The (short-term) future of work and job searching

By Wojciech Gryc on May 12, 2021

Summary: The short-term future of work promises to be confusing and chaotic. It also provides opportunities for employers to innovate... The challenge will be motivating people to apply for jobs and stay engaged.

Future of Work

Job seekers are stressed, while those who've held on to work during COVID are demotivated. Recent news of a labor shortage and increasing consumer prices put stress on both employers and employees. Here's what's going on and what companies can do.

What's going on with labor and jobs?

Hiring in April 2021 has been slower than expected -- while 1 million jobs were expected to be filled in the US, the number ended up at only 266,000. Is this a blip? Or a major change in how people are looking for work?

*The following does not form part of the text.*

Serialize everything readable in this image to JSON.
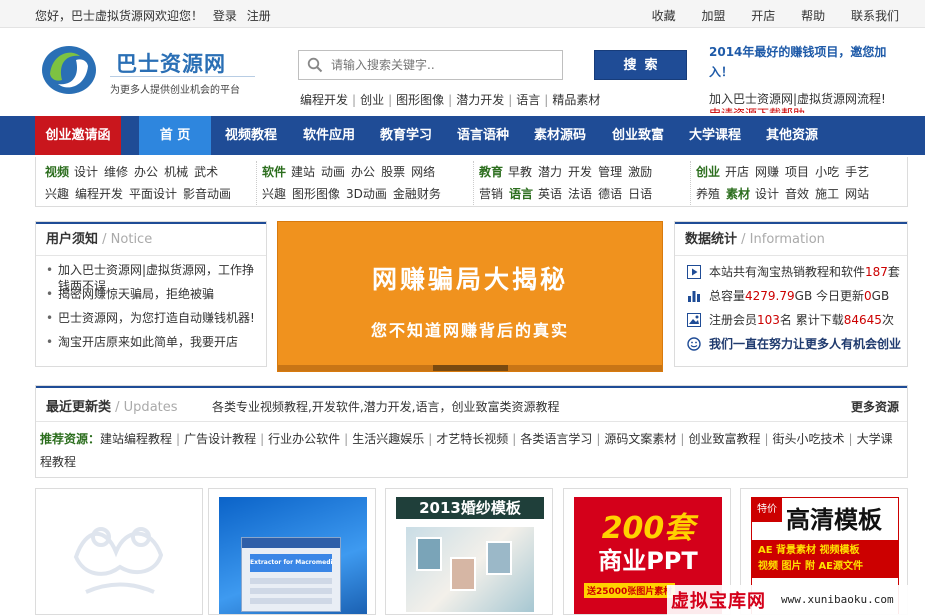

Heather Long at the Washington Post calls it a "great reassessment": employees and job seekers want to have a different relationship with work post-pandemic, and given the benefits provided during COVID, expect to be paid better (or more equitably). Some argue that it's the COVID social safety net preventing people from looking for work, and that this will all go away in September, when benefits begin running out.

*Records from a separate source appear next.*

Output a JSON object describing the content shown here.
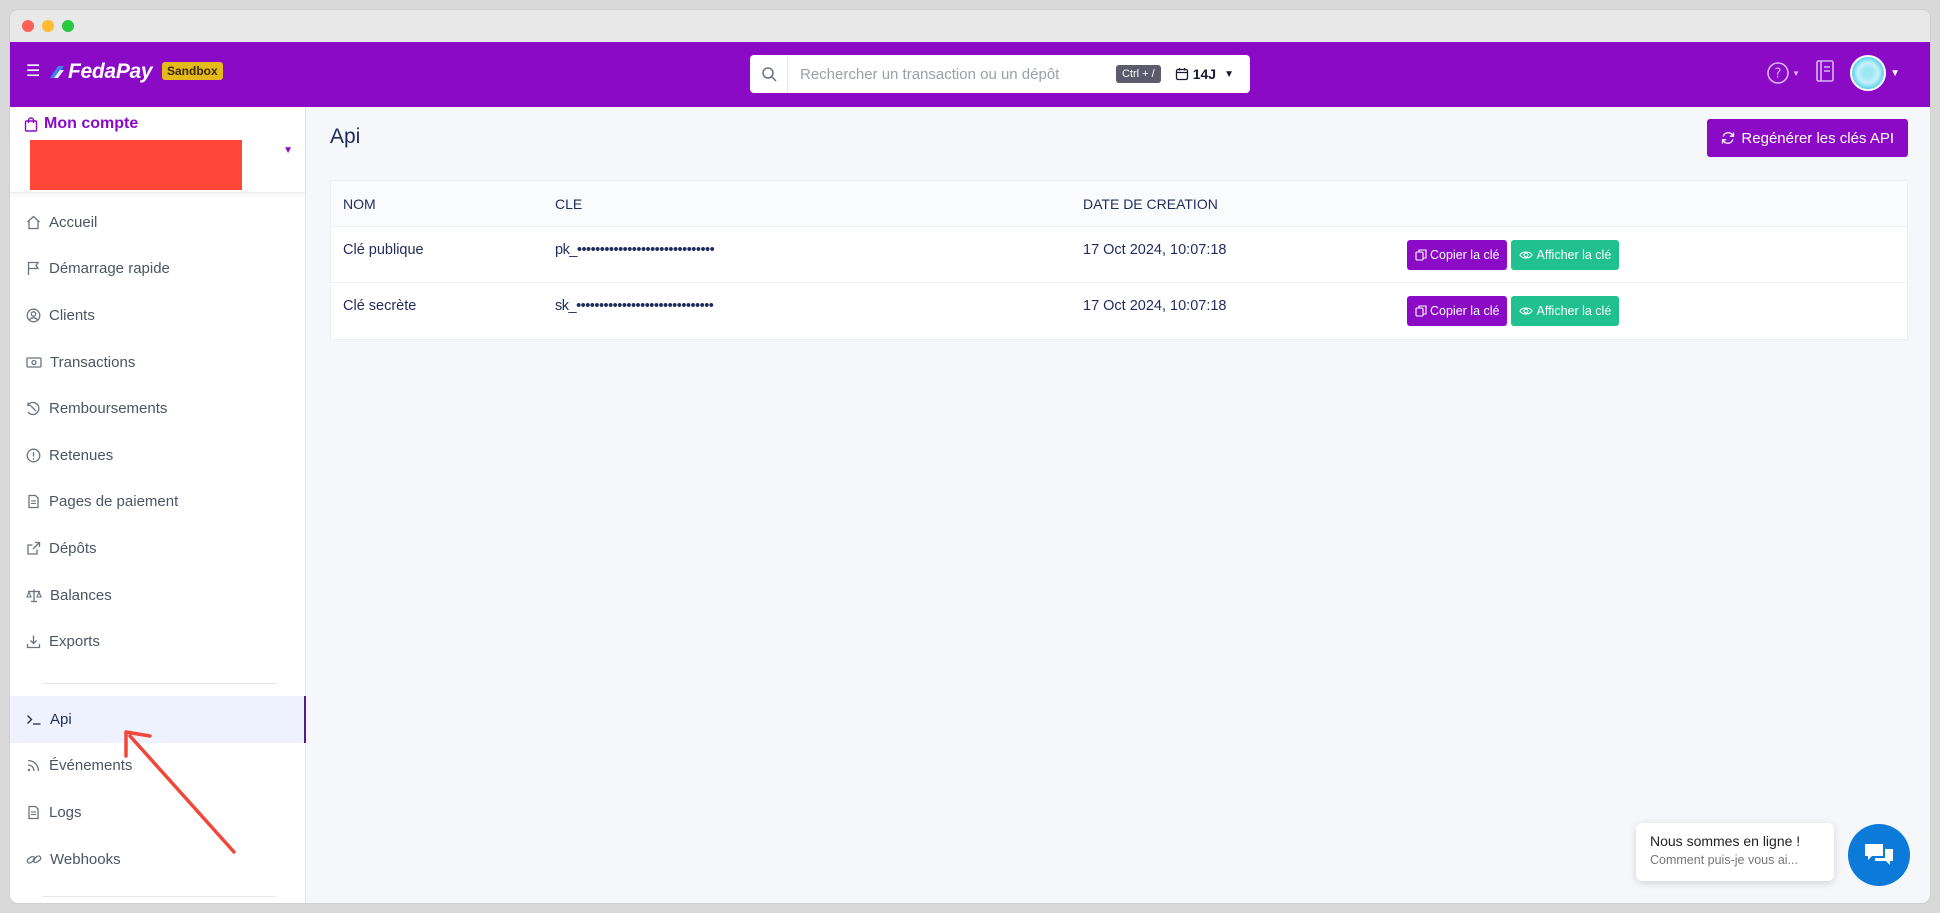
{
  "topbar": {
    "menu_icon": "hamburger-icon",
    "logo_text": "FedaPay",
    "env_badge": "Sandbox",
    "search_placeholder": "Rechercher un transaction ou un dépôt",
    "search_shortcut": "Ctrl + /",
    "date_range": "14J",
    "brand_color": "#8a0ac6"
  },
  "sidebar": {
    "account_title": "Mon compte",
    "items": [
      {
        "label": "Accueil",
        "icon": "home-icon"
      },
      {
        "label": "Démarrage rapide",
        "icon": "flag-icon"
      },
      {
        "label": "Clients",
        "icon": "user-circle-icon"
      },
      {
        "label": "Transactions",
        "icon": "money-icon"
      },
      {
        "label": "Remboursements",
        "icon": "refund-icon"
      },
      {
        "label": "Retenues",
        "icon": "alert-circle-icon"
      },
      {
        "label": "Pages de paiement",
        "icon": "document-icon"
      },
      {
        "label": "Dépôts",
        "icon": "external-link-icon"
      },
      {
        "label": "Balances",
        "icon": "scale-icon"
      },
      {
        "label": "Exports",
        "icon": "download-icon"
      }
    ],
    "dev_items": [
      {
        "label": "Api",
        "icon": "terminal-icon",
        "active": true
      },
      {
        "label": "Événements",
        "icon": "rss-icon"
      },
      {
        "label": "Logs",
        "icon": "file-icon"
      },
      {
        "label": "Webhooks",
        "icon": "link-icon"
      }
    ]
  },
  "main": {
    "title": "Api",
    "regenerate_label": "Regénérer les clés API",
    "table": {
      "headers": [
        "NOM",
        "CLE",
        "DATE DE CREATION"
      ],
      "rows": [
        {
          "name": "Clé publique",
          "key": "pk_••••••••••••••••••••••••••••••",
          "created": "17 Oct 2024, 10:07:18",
          "copy_label": "Copier la clé",
          "show_label": "Afficher la clé"
        },
        {
          "name": "Clé secrète",
          "key": "sk_••••••••••••••••••••••••••••••",
          "created": "17 Oct 2024, 10:07:18",
          "copy_label": "Copier la clé",
          "show_label": "Afficher la clé"
        }
      ]
    }
  },
  "chat": {
    "line1": "Nous sommes en ligne !",
    "line2": "Comment puis-je vous ai..."
  }
}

Unfortunately, the debate on what's causing the labor shortage will likely continue for some time. We'll be blaming birth rates, inflation, and more. Here's what we do know:

  • People aren't seeking jobs as aggressively as was expected, and at least in the short run, there will likely be a labor shortage.
  • Unemployed workers are stressed out. 70% of unemployed adults are "more stressed than usual" according to the Pew Research Center.
  • Employees and job seekers are rethinking their careers. According to the study above, 66% of unemployed adults have considered changing careers.
  • The trends above apply to those employed as well: 59% of middle-income employees say they're thinking of changing jobs.
  • Recent news of inflation and rising consumer prices will likely make people more stressed before things get better.

How can employers innovate and help?

There are lots of things employers can do to help employees cope, or encourage job seekers to seek them out.

  • Compensation and benefits strategies will evolve quickly. As a case in point, on Monday, Chipotle announced it was raising wages and introducing referral bonuses in its bid to hire 20,000 employees.
  • Social networks are launching new ways to search for jobs. TikTok just announced a jobs board for Gen Z job seekers, allowing them to apply via video resume.
  • Working from home and workplace flexibility will be critical in the coming months. There is no "one size fits all" answer to balancing remote work and office time, however. The key is flexibility, and as an employer, it's important to understand that your employee base, work location, and office culture will have an impact on the ideal approach.
  • As a result, the workflow of HR and employee experience is changing. More organizations need to collect data, survey employees, and include wellness and experience feedback in performance reviews.

The coming months promise to usher a great deal of change in employee experience. Employers who are proactive and respond quickly to job seeker and employee needs will ride the wave to new opportunities, while those slow to adapt must accept a great deal of risk.

© 2021